On the other hand, we can't say we have no culpability. For example, what if I blogrolled a porn site? Wouldn't that link imply endorsement? To give a slightly different example, I once started to write an entry about David Duke's website (which I will not link to here). I eventually abandoned the entry because it ended up being more of a facile screed against European anti-Semitism, but what if I had linked to the site? Even though I am denigrating the site, that act of linking raises its profile through search engines.

It's going to take a lot more thought on my part, but I think I need to develop ethic guidelines for linking. Some sites with which I have reciprical links might have to be removed from my blogroll ... or maybe I'll leave them all in.

Anyway, I would like to invite comment from other bloggers on how they view the issue of the ethics of linking.

1 comment:

  1. Interesting question, since I just witnessed a big controversy having to do with this topic in another corner of the blogospher.

    To condense the drama: a bunch of bloggers decided they didn't like what in their view is an offensive, though satirical, blog. They decided that, though they didn't link to this blog themselves, they linked to people who did. Since people often do a lot of clicking around blog links, there was the possibility that people could still get to this offensive blog through their own blogs. So they decided to delink the blogs that linked to the other blog, but didn't tell the bloggers they had delinked. Eventually, one of the delinked wondered where his link had gone, emailed, and found out. A big brouhaha ensued. Personally, I think delinking a blog just because you don't like the blogs some of THEM link to is a bit silly and rather pointless.
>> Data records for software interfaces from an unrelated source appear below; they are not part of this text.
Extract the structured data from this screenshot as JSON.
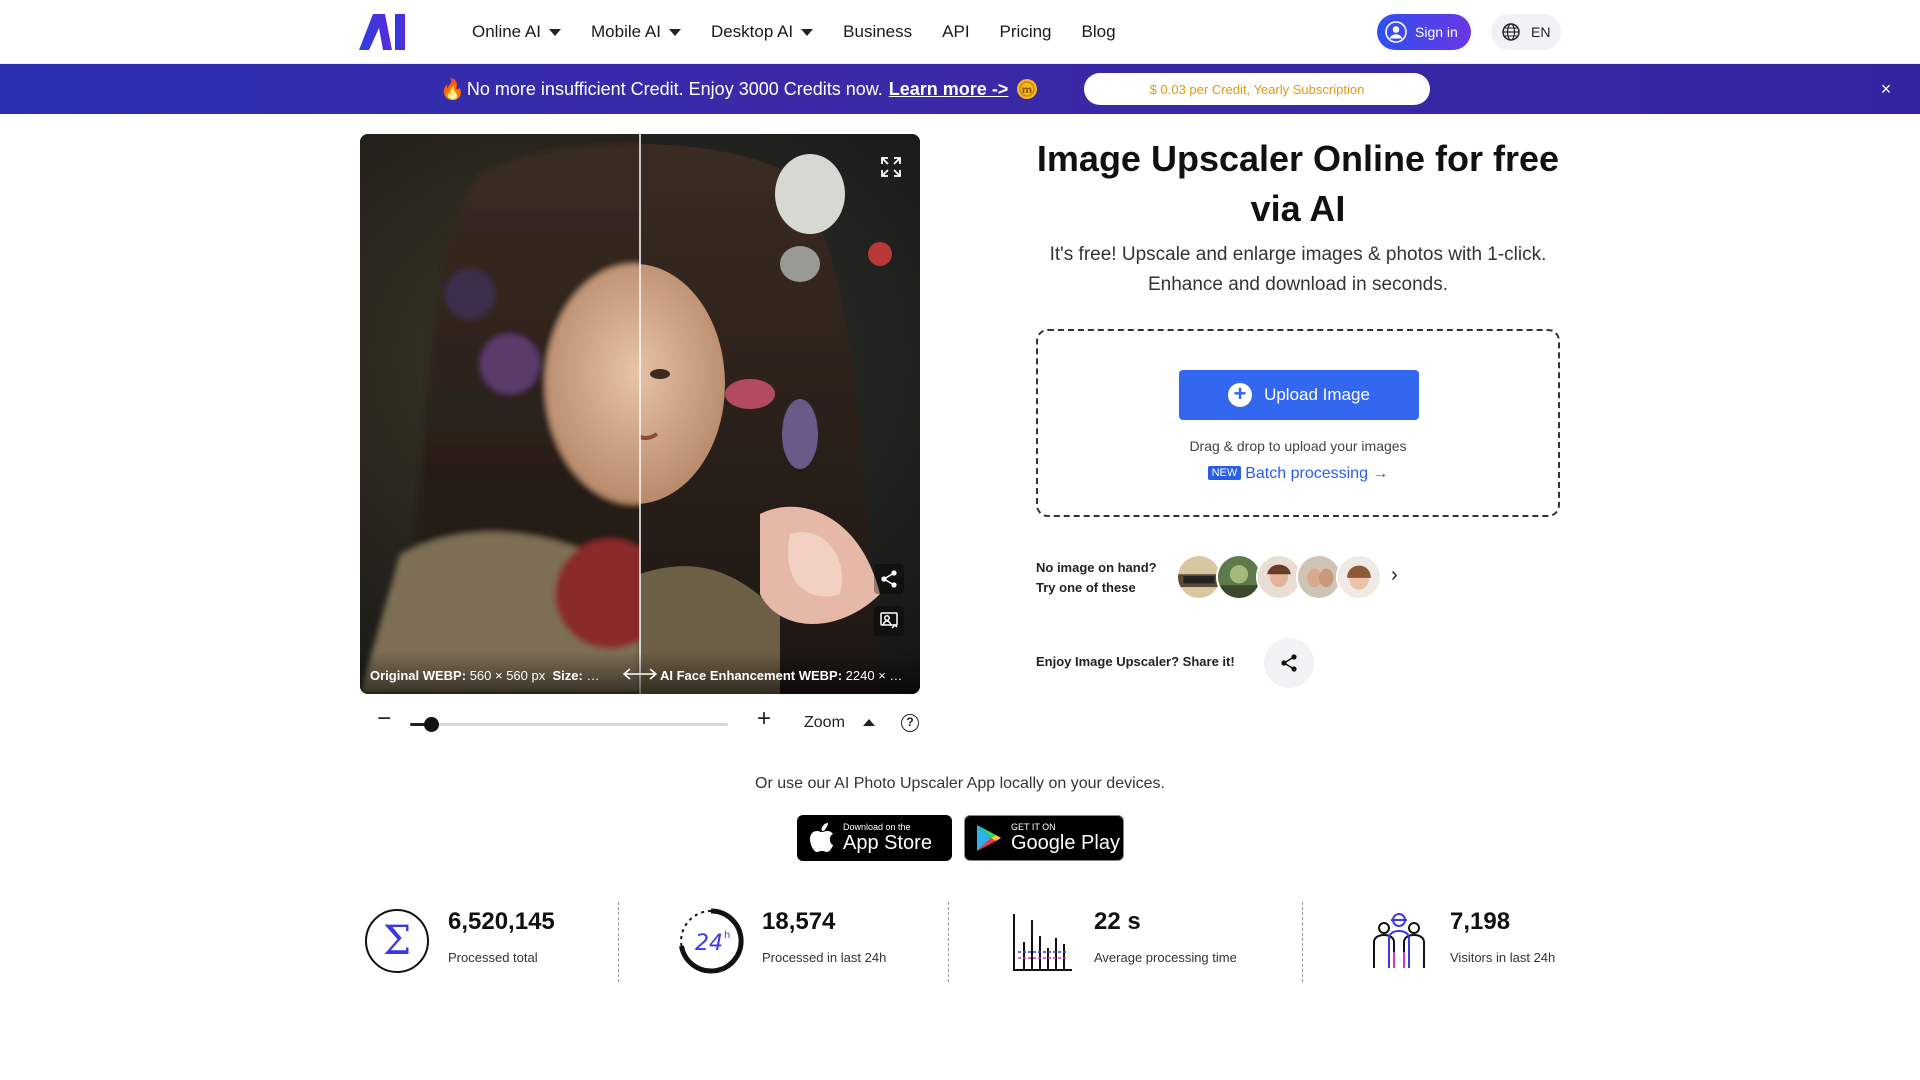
{
  "header": {
    "logo_alt": "AI",
    "nav": [
      {
        "label": "Online AI",
        "has_dropdown": true
      },
      {
        "label": "Mobile AI",
        "has_dropdown": true
      },
      {
        "label": "Desktop AI",
        "has_dropdown": true
      },
      {
        "label": "Business",
        "has_dropdown": false
      },
      {
        "label": "API",
        "has_dropdown": false
      },
      {
        "label": "Pricing",
        "has_dropdown": false
      },
      {
        "label": "Blog",
        "has_dropdown": false
      }
    ],
    "sign_in": "Sign in",
    "language": "EN"
  },
  "banner": {
    "text": "No more insufficient Credit. Enjoy 3000 Credits now.",
    "link": "Learn more ->",
    "pill": "$ 0.03 per Credit, Yearly Subscription",
    "close": "×"
  },
  "compare": {
    "left_label": "Original WEBP:",
    "left_detail": "560 × 560 px",
    "left_size_label": "Size:",
    "left_size_value": "…",
    "right_label": "AI Face Enhancement WEBP:",
    "right_detail": "2240 × …",
    "divider_position": 0.5
  },
  "zoom": {
    "minus": "−",
    "plus": "+",
    "label": "Zoom",
    "help": "?",
    "level": 0.05
  },
  "hero": {
    "title": "Image Upscaler Online for free via AI",
    "subtitle": "It's free! Upscale and enlarge images & photos with 1-click. Enhance and download in seconds."
  },
  "upload": {
    "button": "Upload Image",
    "drag_text": "Drag & drop to upload your images",
    "new_badge": "NEW",
    "batch": "Batch processing →"
  },
  "samples": {
    "line1": "No image on hand?",
    "line2": "Try one of these",
    "next": "›"
  },
  "share": {
    "text": "Enjoy Image Upscaler? Share it!"
  },
  "apps": {
    "text": "Or use our AI Photo Upscaler App locally on your devices.",
    "appstore_small": "Download on the",
    "appstore_big": "App Store",
    "gplay_small": "GET IT ON",
    "gplay_big": "Google Play"
  },
  "stats": [
    {
      "value": "6,520,145",
      "label": "Processed total",
      "icon": "sigma-icon"
    },
    {
      "value": "18,574",
      "label": "Processed in last 24h",
      "icon": "clock-24h-icon"
    },
    {
      "value": "22 s",
      "label": "Average processing time",
      "icon": "bar-chart-icon"
    },
    {
      "value": "7,198",
      "label": "Visitors in last 24h",
      "icon": "visitors-icon"
    }
  ],
  "colors": {
    "accent": "#3367f0",
    "banner": "#2a2fb0",
    "pill_text": "#e09a12"
  }
}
You click around enough and you can get to offensive material from the most whitebread blog imaginable.

    One possible objection to a blanket policy of not linking to sites you think are offensive is that, if you DO end up talking about them in your blog, then it's kinda unfair to not provide a link so that people can see 1) you're not making your stuff up and 2) make up their own minds. Let's say you delink a site on evolution because you're a proponent of Intelligent Design. (For the sake of argument, you're so committed to ID you actuall think of the evolution content as offensive.) Yet then you go on to say that these evolutionist bloggers are all wrong and do a point-by-point refutation. Well, if you don't provide a link to the blog(s) you're refuting, the suspicion of maniupulation and distortion could be heavy. If people don't know who you're battling, it makes the whole exercise a bit pointless.
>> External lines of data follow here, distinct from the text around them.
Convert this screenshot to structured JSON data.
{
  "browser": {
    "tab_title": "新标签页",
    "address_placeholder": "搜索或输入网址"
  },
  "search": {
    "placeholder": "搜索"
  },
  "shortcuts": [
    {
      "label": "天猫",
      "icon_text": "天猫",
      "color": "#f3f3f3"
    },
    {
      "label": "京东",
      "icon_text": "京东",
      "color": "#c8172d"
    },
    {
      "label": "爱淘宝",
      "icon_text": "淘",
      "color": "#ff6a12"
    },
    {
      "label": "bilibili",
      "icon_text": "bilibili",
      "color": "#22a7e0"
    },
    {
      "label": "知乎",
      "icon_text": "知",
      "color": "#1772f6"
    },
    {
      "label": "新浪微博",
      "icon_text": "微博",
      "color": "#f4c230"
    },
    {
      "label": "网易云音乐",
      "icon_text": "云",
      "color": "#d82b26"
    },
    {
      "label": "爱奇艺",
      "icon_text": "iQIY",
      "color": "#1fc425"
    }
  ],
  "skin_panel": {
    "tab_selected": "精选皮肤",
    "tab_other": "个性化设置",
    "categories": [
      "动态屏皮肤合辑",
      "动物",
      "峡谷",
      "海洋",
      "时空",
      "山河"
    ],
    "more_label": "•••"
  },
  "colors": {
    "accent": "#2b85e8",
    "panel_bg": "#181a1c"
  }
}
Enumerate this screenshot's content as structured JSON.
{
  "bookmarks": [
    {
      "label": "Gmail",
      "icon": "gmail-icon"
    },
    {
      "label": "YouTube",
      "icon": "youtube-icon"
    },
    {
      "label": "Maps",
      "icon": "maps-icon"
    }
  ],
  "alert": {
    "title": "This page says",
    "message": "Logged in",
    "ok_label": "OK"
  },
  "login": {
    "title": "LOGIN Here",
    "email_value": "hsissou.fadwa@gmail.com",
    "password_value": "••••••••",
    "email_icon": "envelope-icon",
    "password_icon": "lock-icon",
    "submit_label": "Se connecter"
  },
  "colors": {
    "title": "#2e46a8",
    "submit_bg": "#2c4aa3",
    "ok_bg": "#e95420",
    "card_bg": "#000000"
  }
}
    Also, what about links through comments. Lets say you delinked my site. Would you also ban me from commenting? Because you people could get to my blog through my blog. Would that be fair? Should we ONLY associate, even digitally, with those who agree with us 100% and strictly conform to our standards of decency?
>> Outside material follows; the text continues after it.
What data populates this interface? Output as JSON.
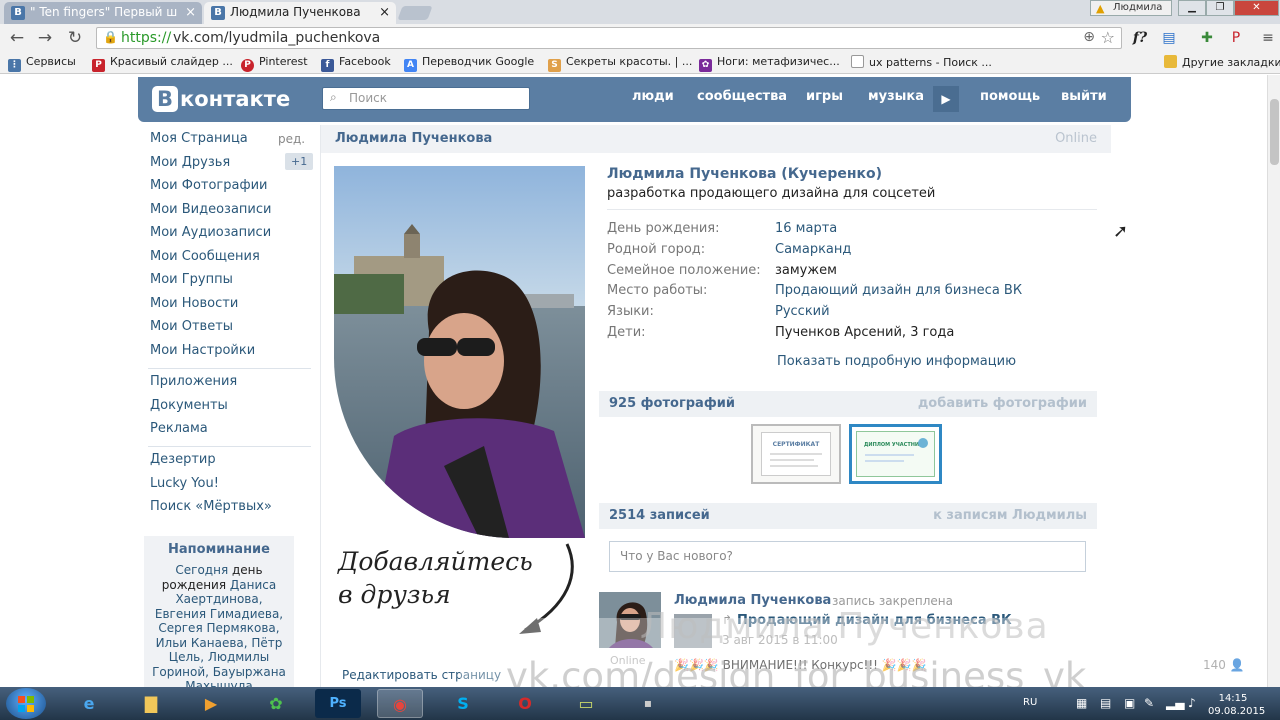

    It is definitely a sticky ethical dilemma. I'm sure there are all sorts of holes in my arguments, though, so maybe it's the way to go.